ASSIGNED TASK>
Across the data below, count every line where the string "this" appears. Answer with the number alone.

EXTRACTED RECORDS section start

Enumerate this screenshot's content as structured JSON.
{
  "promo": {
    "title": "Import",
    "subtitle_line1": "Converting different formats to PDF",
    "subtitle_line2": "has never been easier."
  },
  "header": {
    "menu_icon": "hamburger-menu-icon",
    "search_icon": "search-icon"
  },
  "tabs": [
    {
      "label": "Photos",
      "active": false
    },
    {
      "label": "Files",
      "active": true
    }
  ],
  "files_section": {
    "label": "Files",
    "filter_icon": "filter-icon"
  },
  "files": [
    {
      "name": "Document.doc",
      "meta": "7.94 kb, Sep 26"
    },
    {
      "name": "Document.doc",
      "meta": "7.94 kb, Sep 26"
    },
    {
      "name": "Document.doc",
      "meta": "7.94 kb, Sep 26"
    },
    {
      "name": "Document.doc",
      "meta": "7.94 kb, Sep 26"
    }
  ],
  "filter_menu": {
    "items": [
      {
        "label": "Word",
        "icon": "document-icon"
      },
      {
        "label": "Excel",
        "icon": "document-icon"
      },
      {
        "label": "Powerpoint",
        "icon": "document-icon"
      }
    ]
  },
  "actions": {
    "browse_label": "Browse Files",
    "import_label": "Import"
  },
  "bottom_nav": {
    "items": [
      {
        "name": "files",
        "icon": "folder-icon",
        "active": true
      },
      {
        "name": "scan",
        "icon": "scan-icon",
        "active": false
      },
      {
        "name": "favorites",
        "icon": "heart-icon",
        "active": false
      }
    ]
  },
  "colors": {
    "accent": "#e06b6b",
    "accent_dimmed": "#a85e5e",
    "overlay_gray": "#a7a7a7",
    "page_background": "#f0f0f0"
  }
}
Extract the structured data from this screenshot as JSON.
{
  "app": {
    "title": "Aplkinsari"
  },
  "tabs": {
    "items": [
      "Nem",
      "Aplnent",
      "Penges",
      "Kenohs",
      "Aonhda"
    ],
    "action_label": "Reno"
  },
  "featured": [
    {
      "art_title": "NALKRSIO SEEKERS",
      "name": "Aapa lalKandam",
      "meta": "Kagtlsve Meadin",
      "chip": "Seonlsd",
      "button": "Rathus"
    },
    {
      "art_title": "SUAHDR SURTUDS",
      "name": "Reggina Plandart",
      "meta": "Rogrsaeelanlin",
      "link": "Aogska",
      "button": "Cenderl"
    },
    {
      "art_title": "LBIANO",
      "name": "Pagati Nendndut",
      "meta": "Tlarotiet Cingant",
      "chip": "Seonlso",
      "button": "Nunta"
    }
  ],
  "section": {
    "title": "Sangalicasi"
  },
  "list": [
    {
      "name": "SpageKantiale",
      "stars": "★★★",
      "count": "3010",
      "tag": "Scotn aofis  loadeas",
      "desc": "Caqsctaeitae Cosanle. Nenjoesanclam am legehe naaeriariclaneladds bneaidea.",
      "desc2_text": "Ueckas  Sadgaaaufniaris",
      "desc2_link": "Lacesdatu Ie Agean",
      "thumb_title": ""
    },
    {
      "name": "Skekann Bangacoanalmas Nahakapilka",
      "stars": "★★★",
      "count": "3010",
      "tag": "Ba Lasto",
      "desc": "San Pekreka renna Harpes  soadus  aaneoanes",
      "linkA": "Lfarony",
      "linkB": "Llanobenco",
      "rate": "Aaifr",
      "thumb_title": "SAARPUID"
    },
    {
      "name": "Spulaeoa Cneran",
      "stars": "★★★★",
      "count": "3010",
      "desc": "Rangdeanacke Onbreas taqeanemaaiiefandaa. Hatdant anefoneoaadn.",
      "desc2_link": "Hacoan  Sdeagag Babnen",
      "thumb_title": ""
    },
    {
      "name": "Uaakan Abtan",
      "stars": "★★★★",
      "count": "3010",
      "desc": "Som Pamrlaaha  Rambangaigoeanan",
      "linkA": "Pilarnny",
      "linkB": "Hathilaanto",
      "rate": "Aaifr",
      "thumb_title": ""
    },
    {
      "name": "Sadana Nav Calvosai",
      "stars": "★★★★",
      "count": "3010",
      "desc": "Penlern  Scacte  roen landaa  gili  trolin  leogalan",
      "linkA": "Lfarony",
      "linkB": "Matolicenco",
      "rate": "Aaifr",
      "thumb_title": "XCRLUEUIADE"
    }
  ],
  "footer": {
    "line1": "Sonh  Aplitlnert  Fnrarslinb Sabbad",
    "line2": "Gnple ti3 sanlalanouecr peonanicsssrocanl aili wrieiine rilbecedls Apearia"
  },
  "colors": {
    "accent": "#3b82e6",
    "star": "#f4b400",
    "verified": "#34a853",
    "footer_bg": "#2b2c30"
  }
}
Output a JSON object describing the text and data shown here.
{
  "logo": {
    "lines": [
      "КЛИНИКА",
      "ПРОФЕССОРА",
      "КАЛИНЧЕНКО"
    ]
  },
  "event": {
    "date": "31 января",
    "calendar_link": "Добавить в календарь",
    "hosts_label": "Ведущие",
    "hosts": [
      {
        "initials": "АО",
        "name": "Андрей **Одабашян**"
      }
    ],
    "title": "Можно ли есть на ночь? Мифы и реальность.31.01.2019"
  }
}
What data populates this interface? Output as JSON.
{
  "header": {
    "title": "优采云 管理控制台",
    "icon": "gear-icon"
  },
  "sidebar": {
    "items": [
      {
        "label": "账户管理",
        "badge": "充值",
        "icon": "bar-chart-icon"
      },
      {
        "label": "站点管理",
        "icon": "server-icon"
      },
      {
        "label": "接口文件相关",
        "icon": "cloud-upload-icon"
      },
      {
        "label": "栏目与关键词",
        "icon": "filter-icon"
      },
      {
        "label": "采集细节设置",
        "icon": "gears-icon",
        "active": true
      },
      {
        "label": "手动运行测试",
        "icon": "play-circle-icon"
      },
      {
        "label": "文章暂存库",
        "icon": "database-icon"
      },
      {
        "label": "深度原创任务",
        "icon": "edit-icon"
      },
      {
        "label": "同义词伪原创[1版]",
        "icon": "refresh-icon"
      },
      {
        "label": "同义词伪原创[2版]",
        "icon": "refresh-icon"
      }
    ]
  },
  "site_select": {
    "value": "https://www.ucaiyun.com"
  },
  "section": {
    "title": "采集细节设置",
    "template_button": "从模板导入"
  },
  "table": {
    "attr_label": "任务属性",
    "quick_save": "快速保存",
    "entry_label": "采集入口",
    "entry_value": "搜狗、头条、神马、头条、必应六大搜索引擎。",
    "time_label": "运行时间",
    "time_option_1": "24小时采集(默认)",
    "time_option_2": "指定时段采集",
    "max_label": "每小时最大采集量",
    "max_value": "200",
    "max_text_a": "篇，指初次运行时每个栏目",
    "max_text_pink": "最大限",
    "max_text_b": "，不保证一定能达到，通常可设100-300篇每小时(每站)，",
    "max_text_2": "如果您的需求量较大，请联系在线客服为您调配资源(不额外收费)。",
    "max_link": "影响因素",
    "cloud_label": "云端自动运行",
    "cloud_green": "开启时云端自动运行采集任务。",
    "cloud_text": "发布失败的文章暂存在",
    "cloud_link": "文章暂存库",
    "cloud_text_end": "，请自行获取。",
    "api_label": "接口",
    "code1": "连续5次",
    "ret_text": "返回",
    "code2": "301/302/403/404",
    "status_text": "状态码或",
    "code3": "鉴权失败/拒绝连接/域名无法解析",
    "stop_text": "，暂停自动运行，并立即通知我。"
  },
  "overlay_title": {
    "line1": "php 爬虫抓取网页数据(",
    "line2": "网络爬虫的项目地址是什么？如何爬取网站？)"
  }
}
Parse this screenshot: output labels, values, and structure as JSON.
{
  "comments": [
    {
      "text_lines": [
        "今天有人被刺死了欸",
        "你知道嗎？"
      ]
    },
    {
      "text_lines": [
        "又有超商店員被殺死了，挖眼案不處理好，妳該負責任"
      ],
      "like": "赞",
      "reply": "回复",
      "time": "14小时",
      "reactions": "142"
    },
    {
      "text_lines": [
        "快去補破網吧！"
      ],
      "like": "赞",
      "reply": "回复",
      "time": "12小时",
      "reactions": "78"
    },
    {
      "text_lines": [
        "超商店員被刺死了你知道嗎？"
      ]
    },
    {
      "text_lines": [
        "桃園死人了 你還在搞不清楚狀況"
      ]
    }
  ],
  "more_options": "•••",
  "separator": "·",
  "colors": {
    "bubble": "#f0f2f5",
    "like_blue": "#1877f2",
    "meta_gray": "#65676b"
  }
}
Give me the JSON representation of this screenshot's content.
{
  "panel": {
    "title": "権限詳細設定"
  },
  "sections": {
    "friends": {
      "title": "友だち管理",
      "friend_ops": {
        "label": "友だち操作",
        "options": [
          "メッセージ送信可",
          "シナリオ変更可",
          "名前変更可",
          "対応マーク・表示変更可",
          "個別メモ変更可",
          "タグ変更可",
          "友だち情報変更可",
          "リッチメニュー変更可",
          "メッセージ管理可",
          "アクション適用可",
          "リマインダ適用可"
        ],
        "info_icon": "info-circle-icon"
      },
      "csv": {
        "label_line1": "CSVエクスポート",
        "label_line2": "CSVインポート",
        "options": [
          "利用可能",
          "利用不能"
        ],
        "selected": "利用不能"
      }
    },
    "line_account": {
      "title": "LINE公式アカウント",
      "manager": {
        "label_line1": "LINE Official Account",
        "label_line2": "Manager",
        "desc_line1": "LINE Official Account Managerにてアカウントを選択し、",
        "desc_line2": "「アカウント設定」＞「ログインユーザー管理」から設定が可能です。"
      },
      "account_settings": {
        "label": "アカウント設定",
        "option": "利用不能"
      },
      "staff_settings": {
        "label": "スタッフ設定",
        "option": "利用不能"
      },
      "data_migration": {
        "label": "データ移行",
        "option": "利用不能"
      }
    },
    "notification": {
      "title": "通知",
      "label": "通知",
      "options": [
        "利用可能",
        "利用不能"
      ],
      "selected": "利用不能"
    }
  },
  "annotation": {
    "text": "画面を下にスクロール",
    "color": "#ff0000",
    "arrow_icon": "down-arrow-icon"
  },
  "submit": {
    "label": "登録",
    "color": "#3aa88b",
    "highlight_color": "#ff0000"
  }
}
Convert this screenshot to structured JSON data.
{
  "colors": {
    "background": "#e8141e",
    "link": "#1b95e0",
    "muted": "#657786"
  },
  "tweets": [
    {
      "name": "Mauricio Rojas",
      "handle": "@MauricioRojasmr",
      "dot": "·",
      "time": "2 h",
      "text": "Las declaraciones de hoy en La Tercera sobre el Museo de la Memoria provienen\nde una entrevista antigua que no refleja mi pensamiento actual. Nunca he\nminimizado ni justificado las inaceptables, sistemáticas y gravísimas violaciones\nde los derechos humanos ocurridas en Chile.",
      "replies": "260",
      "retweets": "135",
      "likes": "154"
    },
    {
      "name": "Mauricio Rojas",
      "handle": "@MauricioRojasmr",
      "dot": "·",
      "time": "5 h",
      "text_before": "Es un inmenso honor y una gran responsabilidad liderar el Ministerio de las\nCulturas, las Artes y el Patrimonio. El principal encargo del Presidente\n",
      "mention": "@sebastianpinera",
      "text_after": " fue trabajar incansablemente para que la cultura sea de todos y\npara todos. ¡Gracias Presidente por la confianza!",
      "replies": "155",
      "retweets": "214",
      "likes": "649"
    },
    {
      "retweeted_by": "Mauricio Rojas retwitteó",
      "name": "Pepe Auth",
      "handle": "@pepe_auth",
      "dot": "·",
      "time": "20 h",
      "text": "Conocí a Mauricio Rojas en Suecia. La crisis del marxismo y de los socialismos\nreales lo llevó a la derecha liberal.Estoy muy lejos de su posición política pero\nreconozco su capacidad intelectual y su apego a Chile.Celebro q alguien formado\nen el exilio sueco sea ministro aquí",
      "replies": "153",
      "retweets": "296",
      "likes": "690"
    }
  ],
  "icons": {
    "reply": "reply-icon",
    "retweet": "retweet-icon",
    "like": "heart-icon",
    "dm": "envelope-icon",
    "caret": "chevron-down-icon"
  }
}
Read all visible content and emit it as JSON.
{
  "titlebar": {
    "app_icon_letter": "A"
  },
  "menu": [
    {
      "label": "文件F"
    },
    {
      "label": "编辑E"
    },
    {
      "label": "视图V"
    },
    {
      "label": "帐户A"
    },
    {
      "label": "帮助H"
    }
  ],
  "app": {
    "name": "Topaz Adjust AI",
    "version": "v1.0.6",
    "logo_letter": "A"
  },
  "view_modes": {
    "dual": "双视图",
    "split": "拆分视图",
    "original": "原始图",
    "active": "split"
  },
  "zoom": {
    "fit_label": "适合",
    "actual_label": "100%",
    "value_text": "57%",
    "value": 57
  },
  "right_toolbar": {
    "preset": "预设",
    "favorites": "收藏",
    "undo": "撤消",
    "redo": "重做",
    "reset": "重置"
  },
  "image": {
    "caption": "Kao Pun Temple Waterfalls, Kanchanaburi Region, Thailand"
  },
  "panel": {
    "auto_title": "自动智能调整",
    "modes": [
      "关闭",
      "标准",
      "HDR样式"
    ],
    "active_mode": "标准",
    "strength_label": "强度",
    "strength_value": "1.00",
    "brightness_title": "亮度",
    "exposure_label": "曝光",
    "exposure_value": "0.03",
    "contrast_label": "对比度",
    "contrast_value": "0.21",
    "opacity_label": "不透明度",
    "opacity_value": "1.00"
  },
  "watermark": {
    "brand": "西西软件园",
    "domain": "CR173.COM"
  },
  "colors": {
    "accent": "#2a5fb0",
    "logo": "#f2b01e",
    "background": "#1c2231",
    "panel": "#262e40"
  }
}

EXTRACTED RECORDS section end

RESPONSE BOX>
6